Julian Fell

How Pretty Is Your CSS?

There are already a few apps out there that analyse stylesheets (my favourite is cssstats), but they’re focused on how well structured the code is. Sure it’s nice to know how maintainable your CSS is, but I want more; I want to know how pretty it will make my page. I mean, thats the end game isn’t it?

The aesthetic quality of a page is governed by mathematical rules. These rules can be harnessed to improve your page layouts even if you have minimal design experience or intuition (me). I’m proposing that we try to compare how well certain CSS frameworks adhere to some of the basic rules of design. Of course, there are far too many subtleties in how CSS declarations make a page look and feel to confidently say one layout is better than another based off some arbitrary metrics, but I’m down for a challenge and the insights it will bring.

To pick a one rule out of a sea of options, let’s tackle validating modular scales (every font size on a page should be related by a single ratio). Let’s decide on a scope up front to keep this achievable.

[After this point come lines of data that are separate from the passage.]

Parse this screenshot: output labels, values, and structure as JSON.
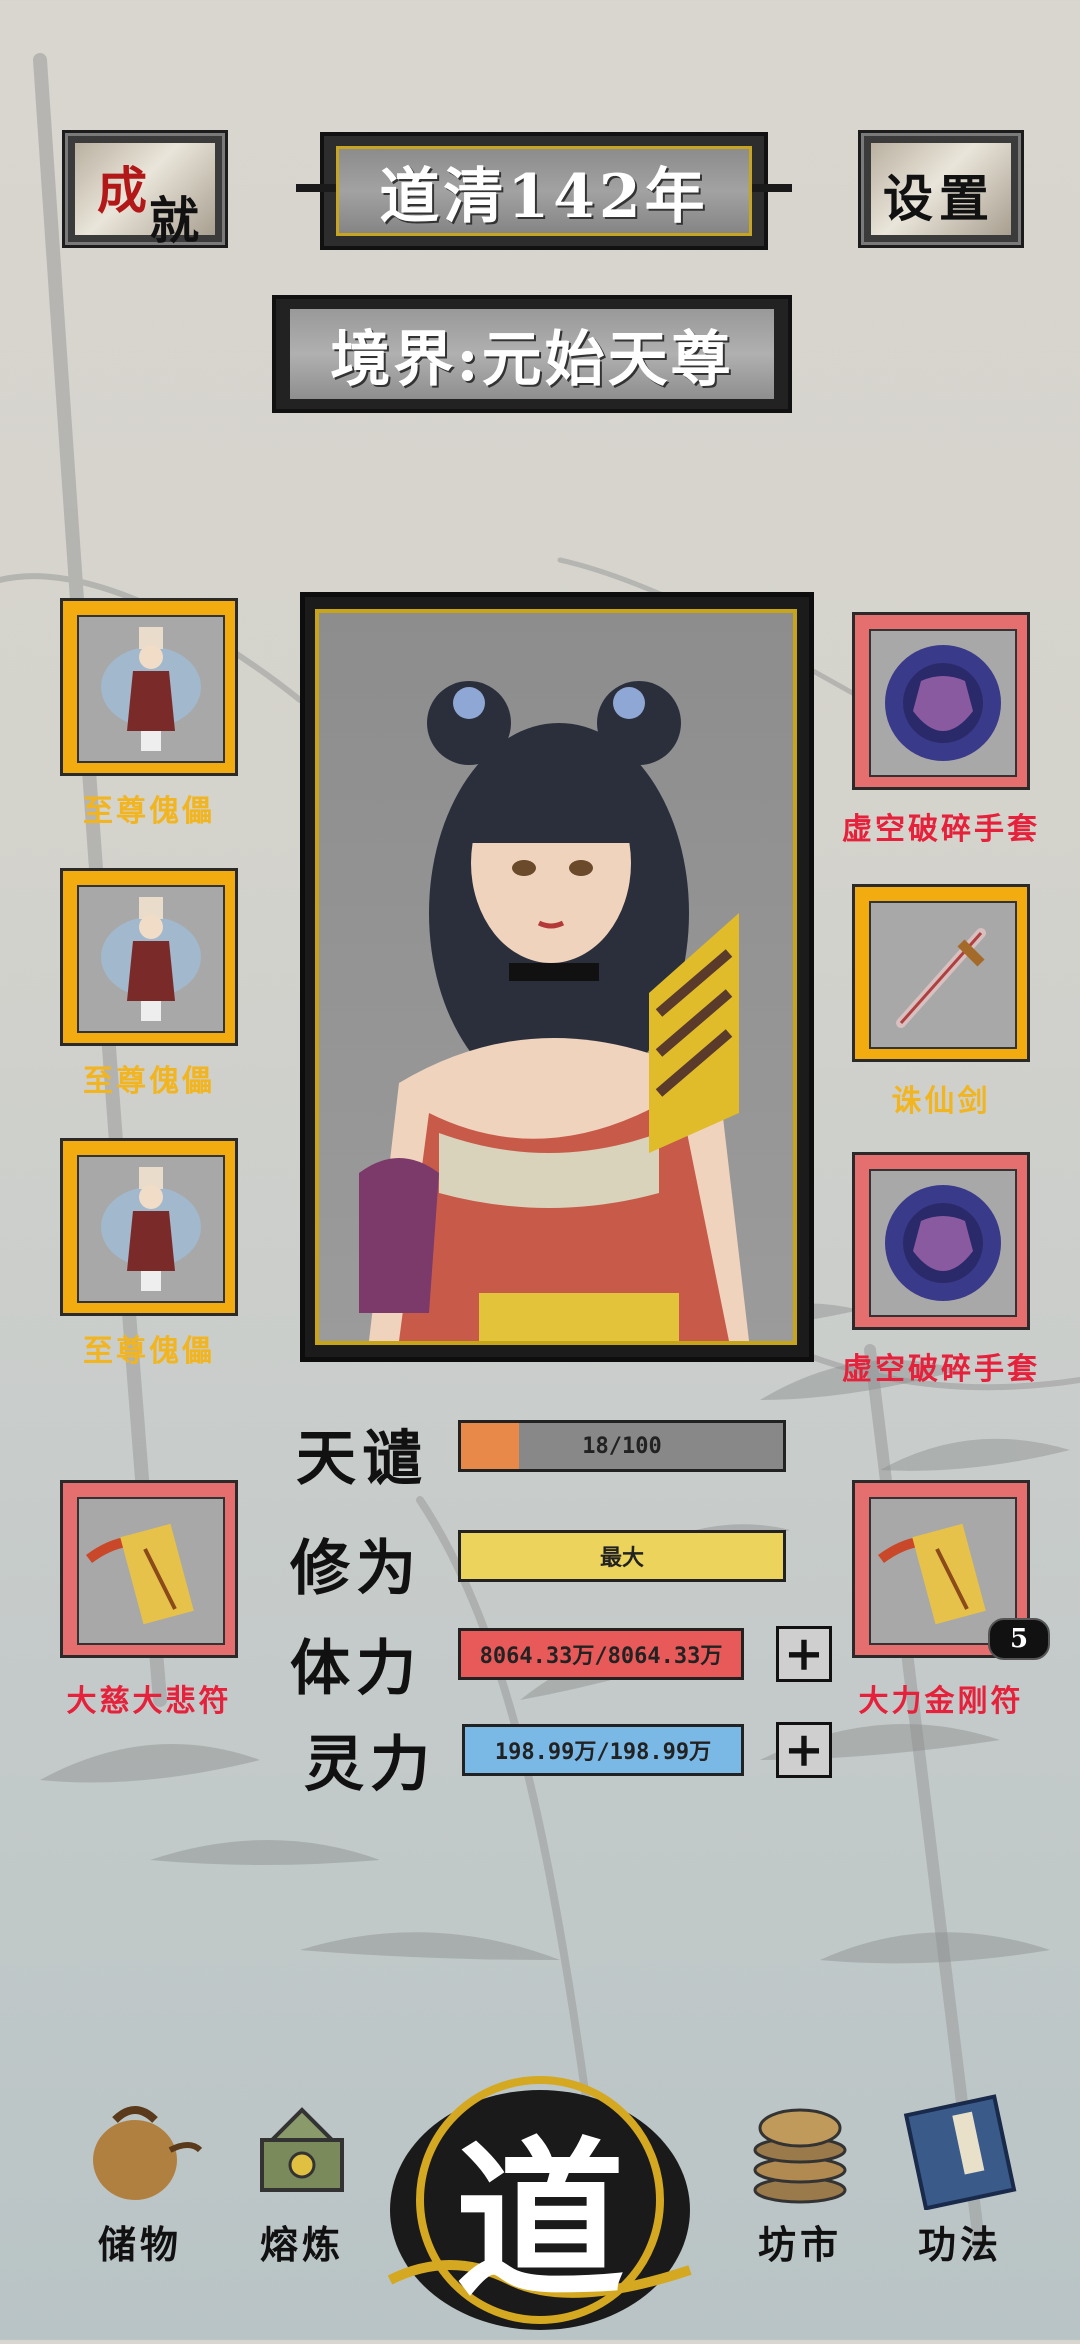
{
  "header": {
    "achievement_label_1": "成",
    "achievement_label_2": "就",
    "year_title": "道清142年",
    "settings_label": "设置",
    "realm_label": "境界:元始天尊"
  },
  "left_slots": [
    {
      "name": "至尊傀儡",
      "icon": "puppet-figure"
    },
    {
      "name": "至尊傀儡",
      "icon": "puppet-figure"
    },
    {
      "name": "至尊傀儡",
      "icon": "puppet-figure"
    },
    {
      "name": "大慈大悲符",
      "icon": "talisman-scroll"
    }
  ],
  "right_slots": [
    {
      "name": "虚空破碎手套",
      "icon": "void-glove"
    },
    {
      "name": "诛仙剑",
      "icon": "sword"
    },
    {
      "name": "虚空破碎手套",
      "icon": "void-glove"
    },
    {
      "name": "大力金刚符",
      "icon": "talisman-scroll",
      "count": "5"
    }
  ],
  "stats": {
    "tianqian_label": "天谴",
    "tianqian_value": "18/100",
    "tianqian_fraction": 0.18,
    "xiuwei_label": "修为",
    "xiuwei_value": "最大",
    "tili_label": "体力",
    "tili_value": "8064.33万/8064.33万",
    "lingli_label": "灵力",
    "lingli_value": "198.99万/198.99万",
    "plus": "+"
  },
  "nav": {
    "storage": "储物",
    "refine": "熔炼",
    "dao": "道",
    "market": "坊市",
    "skills": "功法"
  },
  "colors": {
    "gold_slot": "#f3ac10",
    "red_slot": "#e56e6e",
    "tianqian_fill": "#e8894a",
    "xiuwei_fill": "#ecd35c",
    "tili_fill": "#e85a5a",
    "lingli_fill": "#7ab8e6"
  }
}
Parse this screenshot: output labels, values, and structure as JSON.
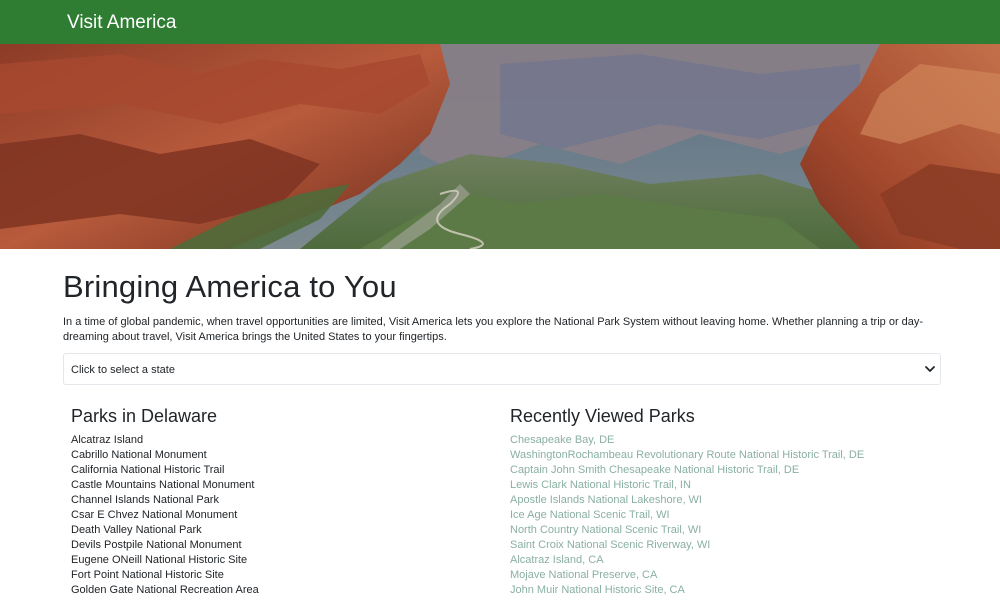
{
  "navbar": {
    "brand": "Visit America"
  },
  "hero": {
    "alt": "canyon-landscape"
  },
  "main": {
    "title": "Bringing America to You",
    "intro": "In a time of global pandemic, when travel opportunities are limited, Visit America lets you explore the National Park System without leaving home. Whether planning a trip or day-dreaming about travel, Visit America brings the United States to your fingertips.",
    "state_select": {
      "value": "Click to select a state"
    }
  },
  "parks": {
    "heading": "Parks in Delaware",
    "items": [
      "Alcatraz Island",
      "Cabrillo National Monument",
      "California National Historic Trail",
      "Castle Mountains National Monument",
      "Channel Islands National Park",
      "Csar E Chvez National Monument",
      "Death Valley National Park",
      "Devils Postpile National Monument",
      "Eugene ONeill National Historic Site",
      "Fort Point National Historic Site",
      "Golden Gate National Recreation Area"
    ]
  },
  "recent": {
    "heading": "Recently Viewed Parks",
    "items": [
      "Chesapeake Bay, DE",
      "WashingtonRochambeau Revolutionary Route National Historic Trail, DE",
      "Captain John Smith Chesapeake National Historic Trail, DE",
      "Lewis Clark National Historic Trail, IN",
      "Apostle Islands National Lakeshore, WI",
      "Ice Age National Scenic Trail, WI",
      "North Country National Scenic Trail, WI",
      "Saint Croix National Scenic Riverway, WI",
      "Alcatraz Island, CA",
      "Mojave National Preserve, CA",
      "John Muir National Historic Site, CA"
    ]
  },
  "colors": {
    "navbar": "#2e7d32",
    "recent_link": "#8ab0a1"
  }
}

  • Only analyse plain CSS (no SASS or LESS)
  • Values using em units aren’t nested (so they behave the same as rem)
  • All declarations are in use

From this we will calculate:

  • Whether the font-size declarations use a modular scale
  • What the ratio is (if it exists)

Working Backwards

Over at type-scale.com you can pick a base and ratio, and get back a nice little CSS snippet. This will do nicely as a test-case to see if we can work backwards to the values used as an input. I fired it up with a base size of 1em and ratio of 1.5 to keep things simple and got this little snippet back.

Sketching A Solution

Ok, down to business. I’m going to use PostCSS because it’s trendy and because the AST it exposes will make getting at the declarations nice and easy (but mainly because it’s trendy). Let’s install it.

npm i postcss --save

Okay, now we’re set up and need a skeleton for doing the analysis.

Note the two major steps to be filled in, findFontSizeDecl and calculateRatio. Let’s kick it off with step 1. We’re just pulling out all the font-size declarations out of the CSS and making a list of relative values. I’ve made some serious simplifications here as calculating the pixel height of em is way out of the scope of this experiment.

No sweat, on to Step 2. As we are assuming that the font-sizes will have a constant ratio, we can use exponential regression. The algorithm for this is all over the internet so I won’t bore you with it, but the code I’m using is here. Applying the algorithm is very straightforward.

Now the core of the analysis is ready to go, all we need is to set up a test harness.

As promised, we get back the ratio we started with and a “fit” value close to one. So far, so good.


The true test will be analysing some real CSS frameworks.

Basscss:    ratio: 1.212, fit: 0.9921
Foundation: ratio: 1.097, fit: 0.9821
Bootstrap:  ratio: 1.121, fit: 0.9653
Pure:       ratio: 1.360, fit: 0.9170

Does this mean that Foundation is better than Bootstrap? You be the judge. It would be a little hasty to draw too many conclusions from these results without looking deeper into why certain frameworks do not strictly follow modular scales. Undoubtedly there are good reasons, edge cases or stylistic preferences. All I know is that I want to know what these are if I’m going to commit to them for a new project. If nothing else, finding answers to these questions might lend some insight into how to get the most out of your framework of choice.

That’s all I have for now, you can take a look at my code here.